Work required:
Identify every line in the records below that contains the word "Date", and copy each of those lines.

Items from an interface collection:
▶

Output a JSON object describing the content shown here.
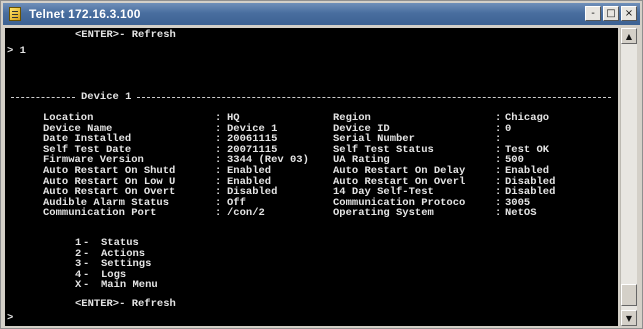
{
  "window": {
    "title": "Telnet 172.16.3.100",
    "icon": "telnet-app-icon",
    "controls": {
      "minimize": "-",
      "maximize": "□",
      "close": "×"
    }
  },
  "terminal": {
    "top_refresh": "<ENTER>- Refresh",
    "prompt_input": "> 1",
    "section_title": "Device 1",
    "fields_left": [
      {
        "label": "Location",
        "value": "HQ"
      },
      {
        "label": "Device Name",
        "value": "Device 1"
      },
      {
        "label": "Date Installed",
        "value": "20061115"
      },
      {
        "label": "Self Test Date",
        "value": "20071115"
      },
      {
        "label": "Firmware Version",
        "value": "3344 (Rev 03)"
      },
      {
        "label": "Auto Restart On Shutd",
        "value": "Enabled"
      },
      {
        "label": "Auto Restart On Low U",
        "value": "Enabled"
      },
      {
        "label": "Auto Restart On Overt",
        "value": "Disabled"
      },
      {
        "label": "Audible Alarm Status",
        "value": "Off"
      },
      {
        "label": "Communication Port",
        "value": "/con/2"
      }
    ],
    "fields_right": [
      {
        "label": "Region",
        "value": "Chicago"
      },
      {
        "label": "Device ID",
        "value": "0"
      },
      {
        "label": "Serial Number",
        "value": ""
      },
      {
        "label": "Self Test Status",
        "value": "Test OK"
      },
      {
        "label": "UA Rating",
        "value": "500"
      },
      {
        "label": "Auto Restart On Delay",
        "value": "Enabled"
      },
      {
        "label": "Auto Restart On Overl",
        "value": "Disabled"
      },
      {
        "label": "14 Day Self-Test",
        "value": "Disabled"
      },
      {
        "label": "Communication Protoco",
        "value": "3005"
      },
      {
        "label": "Operating System",
        "value": "NetOS"
      }
    ],
    "menu": [
      {
        "key": "1",
        "label": "Status"
      },
      {
        "key": "2",
        "label": "Actions"
      },
      {
        "key": "3",
        "label": "Settings"
      },
      {
        "key": "4",
        "label": "Logs"
      },
      {
        "key": "X",
        "label": "Main Menu"
      }
    ],
    "bottom_refresh": "<ENTER>- Refresh",
    "bottom_prompt": ">"
  },
  "colors": {
    "terminal_bg": "#000000",
    "terminal_fg": "#e4e4e4",
    "titlebar": "#496e9f"
  }
}
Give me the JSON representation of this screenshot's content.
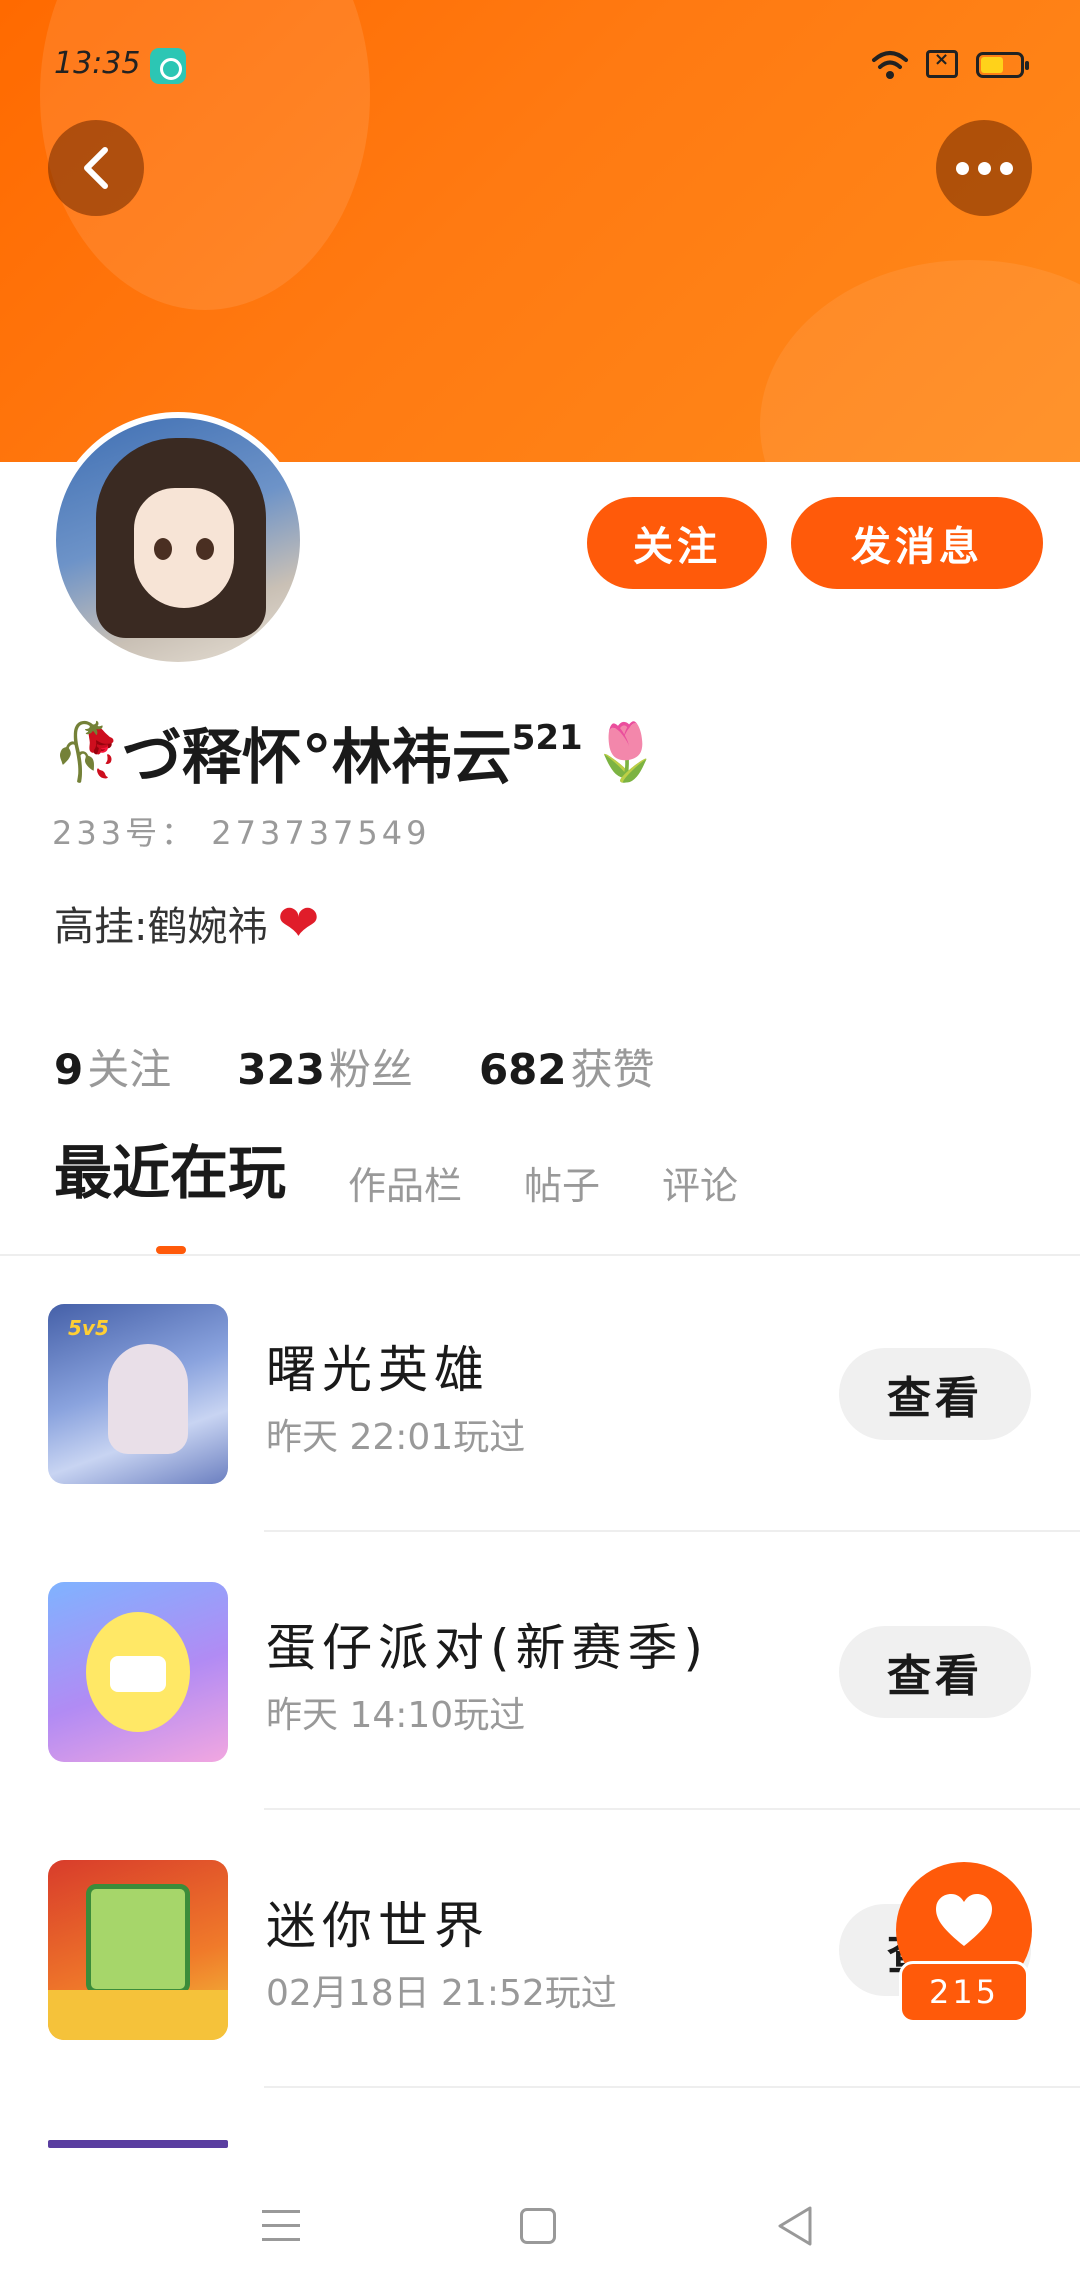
{
  "status_bar": {
    "time": "13:35",
    "sim_icon": "sim-x-icon",
    "battery_color": "#ffd21a"
  },
  "header": {
    "back_icon": "chevron-left-icon",
    "more_icon": "more-dots-icon",
    "banner_color": "#ff6a00"
  },
  "profile": {
    "follow_label": "关注",
    "message_label": "发消息",
    "name_prefix_emoji": "🥀",
    "name": "づ释怀°林祎云",
    "name_suffix": "521",
    "name_suffix_emoji": "🌷",
    "id_text": "233号： 273737549",
    "bio_text": "高挂:鹤婉祎",
    "bio_emoji": "❤",
    "accent_color": "#ff5a0a"
  },
  "stats": [
    {
      "value": "9",
      "label": "关注"
    },
    {
      "value": "323",
      "label": "粉丝"
    },
    {
      "value": "682",
      "label": "获赞"
    }
  ],
  "tabs": [
    {
      "label": "最近在玩",
      "active": true
    },
    {
      "label": "作品栏",
      "active": false
    },
    {
      "label": "帖子",
      "active": false
    },
    {
      "label": "评论",
      "active": false
    }
  ],
  "games": [
    {
      "name": "曙光英雄",
      "time": "昨天 22:01玩过",
      "button": "查看",
      "icon_tag": "5v5"
    },
    {
      "name": "蛋仔派对(新赛季)",
      "time": "昨天 14:10玩过",
      "button": "查看"
    },
    {
      "name": "迷你世界",
      "time": "02月18日 21:52玩过",
      "button": "查看"
    }
  ],
  "fab": {
    "icon": "heart-icon",
    "count": "215"
  }
}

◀

Response below:
        "label": "Date Installed",
        "label": "Self Test Date",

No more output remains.